He was asked to comment this summer on the accusation by Joy Behar, a host of the ABC talk show “The View,” that he failed to understand systemic racism.
“I said America is not a racist country,” he said. “Because it’s not.”
He achieved his political rise in South Carolina, once the cradle of the Confederacy. As in Iowa, the Republican primary vote there is vastly white.
When he won a seat in the U.S. House in 2010, Scott became the first Black Republican elected to Congress from South Carolina since the 1890s, during an era when white Democrats ousted many Republican officeholders after Reconstruction and disenfranchised Black people through state-sponsored violence, including lynching.
Scott won the House primary by beating Paul Thurmond, the son of longtime South Carolina Sen. Strom Thurmond, a segregationist who fought against civil rights legislation. Scott was later appointed to the U.S. Senate and has been reelected twice to six-year terms.
“I think it is important that, in the history of eternity, that I had the good fortune of being born in the place where the Civil War started, being elected in the seat that Strom Thurmond used to hold, to be in a position to have this serious conversation that confronts racial outcomes in this nation,” he told The Associated Press in 2020.
Bonnie Boyle, upon leaving a June event, compared Scott to the late former Secretary of State Colin Powell and Supreme Court Justice Clarence Thomas, Black figures popular among Republicans.
“I don’t think I’m prejudiced, but I know a lot of people who are, and I don’t think the color of your skin should matter,” said Boyle, who is white. “Tim Scott says you can rise above the perception that you’re stuck, and you can make it, and I like that a lot.”
Most of the Republican presidential candidates deny the U.S. faces systemic racism. And the study of race in American society has animated core Republican audiences. Several Republican-controlled states have invoked critical race theory in legislation restricting how race can be taught in public schools. GOP lawmakers in some states have also tried to outlaw or defund diversity and equity programs intended to address disparities in racial representation.

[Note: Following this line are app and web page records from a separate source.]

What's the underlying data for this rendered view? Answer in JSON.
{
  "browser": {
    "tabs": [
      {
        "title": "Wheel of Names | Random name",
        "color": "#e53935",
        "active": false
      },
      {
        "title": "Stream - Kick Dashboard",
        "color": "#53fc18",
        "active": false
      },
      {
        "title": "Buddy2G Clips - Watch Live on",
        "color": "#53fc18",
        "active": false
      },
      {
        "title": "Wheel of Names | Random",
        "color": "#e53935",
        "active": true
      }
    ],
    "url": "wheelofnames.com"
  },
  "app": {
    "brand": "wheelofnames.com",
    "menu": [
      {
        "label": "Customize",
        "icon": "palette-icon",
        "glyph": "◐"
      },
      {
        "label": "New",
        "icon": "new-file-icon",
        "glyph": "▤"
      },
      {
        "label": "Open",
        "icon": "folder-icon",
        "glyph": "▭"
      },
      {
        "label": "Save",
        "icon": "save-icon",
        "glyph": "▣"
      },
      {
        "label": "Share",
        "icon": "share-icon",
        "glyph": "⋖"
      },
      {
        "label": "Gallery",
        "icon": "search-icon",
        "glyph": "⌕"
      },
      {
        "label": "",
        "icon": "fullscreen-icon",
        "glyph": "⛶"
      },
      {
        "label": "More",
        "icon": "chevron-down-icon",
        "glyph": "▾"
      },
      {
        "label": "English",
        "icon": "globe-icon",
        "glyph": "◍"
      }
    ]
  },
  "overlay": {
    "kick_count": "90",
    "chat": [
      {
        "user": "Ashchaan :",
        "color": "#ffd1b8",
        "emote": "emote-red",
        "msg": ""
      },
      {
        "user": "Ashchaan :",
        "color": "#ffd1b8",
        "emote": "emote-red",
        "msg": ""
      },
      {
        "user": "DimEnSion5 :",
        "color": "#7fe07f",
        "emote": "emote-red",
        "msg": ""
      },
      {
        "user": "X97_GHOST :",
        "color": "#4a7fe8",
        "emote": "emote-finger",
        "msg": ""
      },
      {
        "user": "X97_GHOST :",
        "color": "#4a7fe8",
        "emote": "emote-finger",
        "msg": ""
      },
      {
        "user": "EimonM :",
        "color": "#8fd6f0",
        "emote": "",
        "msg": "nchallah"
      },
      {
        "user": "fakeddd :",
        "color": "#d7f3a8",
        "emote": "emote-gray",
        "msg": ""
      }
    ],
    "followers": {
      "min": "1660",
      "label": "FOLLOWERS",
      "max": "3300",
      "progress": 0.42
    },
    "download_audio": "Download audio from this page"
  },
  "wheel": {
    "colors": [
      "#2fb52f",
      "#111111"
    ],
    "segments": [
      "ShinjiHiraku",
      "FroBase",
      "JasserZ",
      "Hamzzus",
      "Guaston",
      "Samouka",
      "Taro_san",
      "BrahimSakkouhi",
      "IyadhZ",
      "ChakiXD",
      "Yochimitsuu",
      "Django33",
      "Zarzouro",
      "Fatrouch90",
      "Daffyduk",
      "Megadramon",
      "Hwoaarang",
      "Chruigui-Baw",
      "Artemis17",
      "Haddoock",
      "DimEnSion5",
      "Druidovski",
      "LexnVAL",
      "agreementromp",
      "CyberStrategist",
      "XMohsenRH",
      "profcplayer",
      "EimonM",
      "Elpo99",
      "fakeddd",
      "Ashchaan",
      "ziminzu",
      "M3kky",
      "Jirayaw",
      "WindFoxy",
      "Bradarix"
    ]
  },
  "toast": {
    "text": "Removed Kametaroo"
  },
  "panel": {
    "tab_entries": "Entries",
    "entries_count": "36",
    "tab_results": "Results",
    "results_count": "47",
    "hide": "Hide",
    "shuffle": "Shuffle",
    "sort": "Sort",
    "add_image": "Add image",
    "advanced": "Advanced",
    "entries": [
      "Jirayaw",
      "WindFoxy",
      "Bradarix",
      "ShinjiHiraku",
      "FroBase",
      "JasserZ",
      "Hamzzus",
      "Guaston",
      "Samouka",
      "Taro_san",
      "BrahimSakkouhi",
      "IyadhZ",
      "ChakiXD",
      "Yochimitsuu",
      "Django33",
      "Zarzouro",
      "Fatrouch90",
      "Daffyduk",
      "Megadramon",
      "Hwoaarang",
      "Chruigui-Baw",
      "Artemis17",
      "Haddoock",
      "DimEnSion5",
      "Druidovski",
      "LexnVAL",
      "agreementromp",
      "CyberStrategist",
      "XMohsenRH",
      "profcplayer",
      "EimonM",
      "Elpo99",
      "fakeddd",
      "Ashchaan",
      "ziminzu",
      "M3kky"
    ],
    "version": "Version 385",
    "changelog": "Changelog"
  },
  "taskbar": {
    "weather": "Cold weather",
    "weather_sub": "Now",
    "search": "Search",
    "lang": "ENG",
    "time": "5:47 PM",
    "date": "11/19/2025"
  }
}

Scott was a key spokesman for the party and involved in legislation in Congress aimed at reducing police violence after the murder of George Floyd, a Black man, by Minneapolis police in May 2020.
The senator seldom mentions that legislative work in Iowa. The legislation would have, among other measures, established a commission to study race and law enforcement. Republicans and Democrats were unable to reach a compromise package and legislative efforts fell apart.
Already in this campaign, Scott has faced unique expectations to respond when Florida issued new state education guidelines on slavery. DeSantis repeatedly defended the guidelines, which require teachers to instruct students that enslaved people learned skills “could be applied for their personal benefit.”
“What slavery was really about was separating families, about mutilating humans and even raping their wives. It was just devastating,” Scott told reporters in Iowa. “So I would hope that every person in our country — and certainly running for president — would appreciate that.”
Scott’s success has not come by ignoring America's legacy of slavery and segregation, said Stephen Gilchrist, a Black man who is a Republican and chairman and CEO of the South Carolina African American Chamber of Commerce.
“He tries to live up to the creed of Dr. Martin Luther King, where we shouldn’t be judged by the color of our skin but by the content of our character,” said Gilchrist, who has not endorsed a candidate for 2024. “He’s inspired many of us who are African American Republicans.”
But Frederick Gooding Jr., an African American studies professor at Texas Christian University, said untold more Black Americans have worked just as hard as Scott but struggled against invisible barriers.
“He did work hard," he said. "But it’s not quite that simplistic.”
AP Director of Public Opinion Research Emily Swanson in Washington and Associated Press writers Meg Kinnard in Columbia, South Carolina, and Corey Williams in Detroit contributed to this report.